> **What needs to be done**
From the records below, return every line containing the word "Doctor".

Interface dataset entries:

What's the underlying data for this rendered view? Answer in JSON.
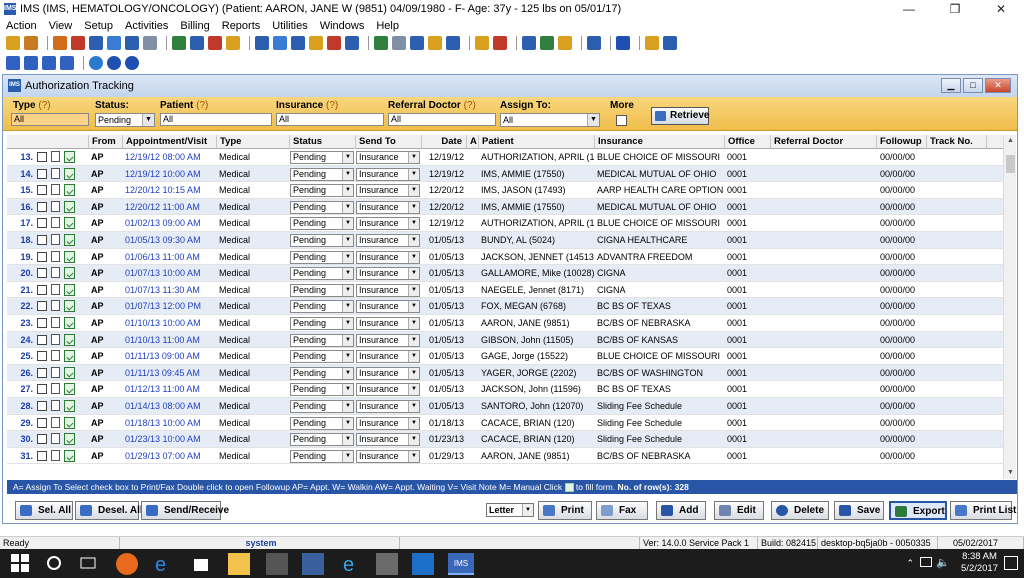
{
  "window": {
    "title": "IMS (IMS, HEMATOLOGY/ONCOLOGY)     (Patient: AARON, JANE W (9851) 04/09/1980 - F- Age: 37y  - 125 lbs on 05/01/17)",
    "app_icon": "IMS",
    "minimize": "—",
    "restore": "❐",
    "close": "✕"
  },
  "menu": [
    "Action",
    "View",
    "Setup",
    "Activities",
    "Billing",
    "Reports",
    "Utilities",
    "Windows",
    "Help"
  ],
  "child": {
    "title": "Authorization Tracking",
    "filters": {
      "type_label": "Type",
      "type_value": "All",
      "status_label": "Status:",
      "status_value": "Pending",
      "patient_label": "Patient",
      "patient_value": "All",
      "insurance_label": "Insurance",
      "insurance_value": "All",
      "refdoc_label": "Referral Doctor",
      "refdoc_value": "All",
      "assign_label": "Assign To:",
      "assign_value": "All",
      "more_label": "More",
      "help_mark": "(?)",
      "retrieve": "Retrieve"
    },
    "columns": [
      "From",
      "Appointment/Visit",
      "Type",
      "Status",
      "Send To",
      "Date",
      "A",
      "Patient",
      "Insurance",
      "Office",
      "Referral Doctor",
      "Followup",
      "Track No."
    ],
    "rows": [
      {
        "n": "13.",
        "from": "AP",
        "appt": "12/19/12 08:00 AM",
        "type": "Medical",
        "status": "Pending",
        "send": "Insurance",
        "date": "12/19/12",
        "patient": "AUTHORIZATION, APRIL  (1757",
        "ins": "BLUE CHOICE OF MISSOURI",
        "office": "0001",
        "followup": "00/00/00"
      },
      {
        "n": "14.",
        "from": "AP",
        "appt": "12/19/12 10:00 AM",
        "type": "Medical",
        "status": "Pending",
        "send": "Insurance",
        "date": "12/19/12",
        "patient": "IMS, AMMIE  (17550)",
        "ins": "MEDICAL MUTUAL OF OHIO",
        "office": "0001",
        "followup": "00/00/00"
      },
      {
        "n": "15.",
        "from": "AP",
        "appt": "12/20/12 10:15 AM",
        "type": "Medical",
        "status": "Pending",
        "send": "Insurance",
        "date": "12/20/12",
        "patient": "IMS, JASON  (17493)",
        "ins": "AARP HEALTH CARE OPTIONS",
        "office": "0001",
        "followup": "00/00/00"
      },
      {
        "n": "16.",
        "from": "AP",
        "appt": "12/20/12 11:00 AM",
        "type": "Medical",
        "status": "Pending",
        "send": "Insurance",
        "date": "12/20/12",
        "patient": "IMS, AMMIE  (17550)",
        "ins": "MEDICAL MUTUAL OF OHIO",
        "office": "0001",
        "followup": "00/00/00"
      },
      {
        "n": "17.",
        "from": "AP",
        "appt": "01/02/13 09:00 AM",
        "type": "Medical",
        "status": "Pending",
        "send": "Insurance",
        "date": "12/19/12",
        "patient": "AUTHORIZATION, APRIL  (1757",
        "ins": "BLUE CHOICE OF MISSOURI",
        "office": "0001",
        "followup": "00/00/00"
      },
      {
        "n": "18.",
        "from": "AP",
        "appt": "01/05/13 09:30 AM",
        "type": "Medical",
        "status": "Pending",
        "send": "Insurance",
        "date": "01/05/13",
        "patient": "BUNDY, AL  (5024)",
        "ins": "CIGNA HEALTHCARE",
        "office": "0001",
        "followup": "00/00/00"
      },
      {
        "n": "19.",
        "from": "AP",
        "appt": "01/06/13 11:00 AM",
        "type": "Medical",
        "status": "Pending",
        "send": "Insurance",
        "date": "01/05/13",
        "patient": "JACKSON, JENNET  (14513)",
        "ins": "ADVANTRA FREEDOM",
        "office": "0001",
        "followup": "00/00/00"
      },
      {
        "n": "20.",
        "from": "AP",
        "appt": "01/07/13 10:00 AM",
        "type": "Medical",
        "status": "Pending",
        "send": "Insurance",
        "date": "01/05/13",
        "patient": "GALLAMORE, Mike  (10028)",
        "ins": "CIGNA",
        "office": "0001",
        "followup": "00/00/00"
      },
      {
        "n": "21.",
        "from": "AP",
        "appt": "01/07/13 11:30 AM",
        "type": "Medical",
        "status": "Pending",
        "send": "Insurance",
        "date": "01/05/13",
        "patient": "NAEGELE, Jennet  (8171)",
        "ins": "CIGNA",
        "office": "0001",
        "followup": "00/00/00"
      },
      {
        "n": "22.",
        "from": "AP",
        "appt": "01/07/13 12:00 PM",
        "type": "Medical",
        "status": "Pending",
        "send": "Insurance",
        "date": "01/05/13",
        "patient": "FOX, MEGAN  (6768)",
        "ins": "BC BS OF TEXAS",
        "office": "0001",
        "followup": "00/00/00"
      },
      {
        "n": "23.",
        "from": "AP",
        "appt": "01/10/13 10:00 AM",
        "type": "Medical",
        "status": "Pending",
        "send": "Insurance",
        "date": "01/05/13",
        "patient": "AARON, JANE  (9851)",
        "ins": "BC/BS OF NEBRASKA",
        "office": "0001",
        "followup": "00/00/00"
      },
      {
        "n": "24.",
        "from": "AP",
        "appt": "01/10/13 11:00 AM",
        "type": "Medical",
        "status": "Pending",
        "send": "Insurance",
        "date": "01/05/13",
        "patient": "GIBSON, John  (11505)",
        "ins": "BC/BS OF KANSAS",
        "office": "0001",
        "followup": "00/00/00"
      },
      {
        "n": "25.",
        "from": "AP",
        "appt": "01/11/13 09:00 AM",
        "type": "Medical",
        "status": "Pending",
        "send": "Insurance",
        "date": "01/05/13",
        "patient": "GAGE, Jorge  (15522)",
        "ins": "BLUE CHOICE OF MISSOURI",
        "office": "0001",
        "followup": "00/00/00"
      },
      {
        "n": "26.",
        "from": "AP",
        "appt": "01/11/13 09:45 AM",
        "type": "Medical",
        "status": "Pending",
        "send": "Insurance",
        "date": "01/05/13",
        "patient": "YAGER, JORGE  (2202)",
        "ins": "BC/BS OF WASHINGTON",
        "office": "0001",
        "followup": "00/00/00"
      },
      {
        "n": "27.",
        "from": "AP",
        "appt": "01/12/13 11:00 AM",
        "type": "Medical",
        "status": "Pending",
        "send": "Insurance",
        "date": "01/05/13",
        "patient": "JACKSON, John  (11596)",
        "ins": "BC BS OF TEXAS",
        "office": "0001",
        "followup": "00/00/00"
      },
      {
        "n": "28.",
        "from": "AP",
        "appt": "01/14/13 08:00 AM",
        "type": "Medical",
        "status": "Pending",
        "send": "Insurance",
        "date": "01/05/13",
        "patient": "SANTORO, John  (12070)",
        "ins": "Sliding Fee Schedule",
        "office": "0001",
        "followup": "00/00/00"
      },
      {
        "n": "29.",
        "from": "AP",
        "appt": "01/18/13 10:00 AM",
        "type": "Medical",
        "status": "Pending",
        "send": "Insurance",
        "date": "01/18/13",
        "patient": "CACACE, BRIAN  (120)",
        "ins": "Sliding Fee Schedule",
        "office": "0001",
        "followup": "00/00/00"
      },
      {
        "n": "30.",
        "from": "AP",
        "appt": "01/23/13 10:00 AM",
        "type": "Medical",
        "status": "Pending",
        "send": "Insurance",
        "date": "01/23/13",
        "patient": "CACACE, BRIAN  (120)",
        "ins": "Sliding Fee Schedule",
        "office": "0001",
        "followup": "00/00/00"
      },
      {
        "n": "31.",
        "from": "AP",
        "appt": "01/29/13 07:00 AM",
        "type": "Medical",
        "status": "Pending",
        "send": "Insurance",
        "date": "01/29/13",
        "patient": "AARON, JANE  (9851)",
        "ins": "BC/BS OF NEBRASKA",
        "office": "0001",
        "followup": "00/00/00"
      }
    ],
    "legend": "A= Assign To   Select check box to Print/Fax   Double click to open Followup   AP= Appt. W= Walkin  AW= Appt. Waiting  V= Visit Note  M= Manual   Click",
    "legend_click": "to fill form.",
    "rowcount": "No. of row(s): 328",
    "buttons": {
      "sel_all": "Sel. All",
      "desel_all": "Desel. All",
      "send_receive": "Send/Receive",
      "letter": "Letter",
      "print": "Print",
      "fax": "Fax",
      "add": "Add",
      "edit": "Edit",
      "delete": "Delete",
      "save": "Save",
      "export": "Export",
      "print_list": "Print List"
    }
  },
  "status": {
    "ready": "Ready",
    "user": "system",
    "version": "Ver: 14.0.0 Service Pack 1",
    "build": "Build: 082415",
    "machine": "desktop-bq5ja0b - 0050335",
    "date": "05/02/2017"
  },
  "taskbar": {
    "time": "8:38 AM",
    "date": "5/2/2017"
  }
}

> **Task output**
      "refdoc_label": "Referral Doctor",
      "Referral Doctor",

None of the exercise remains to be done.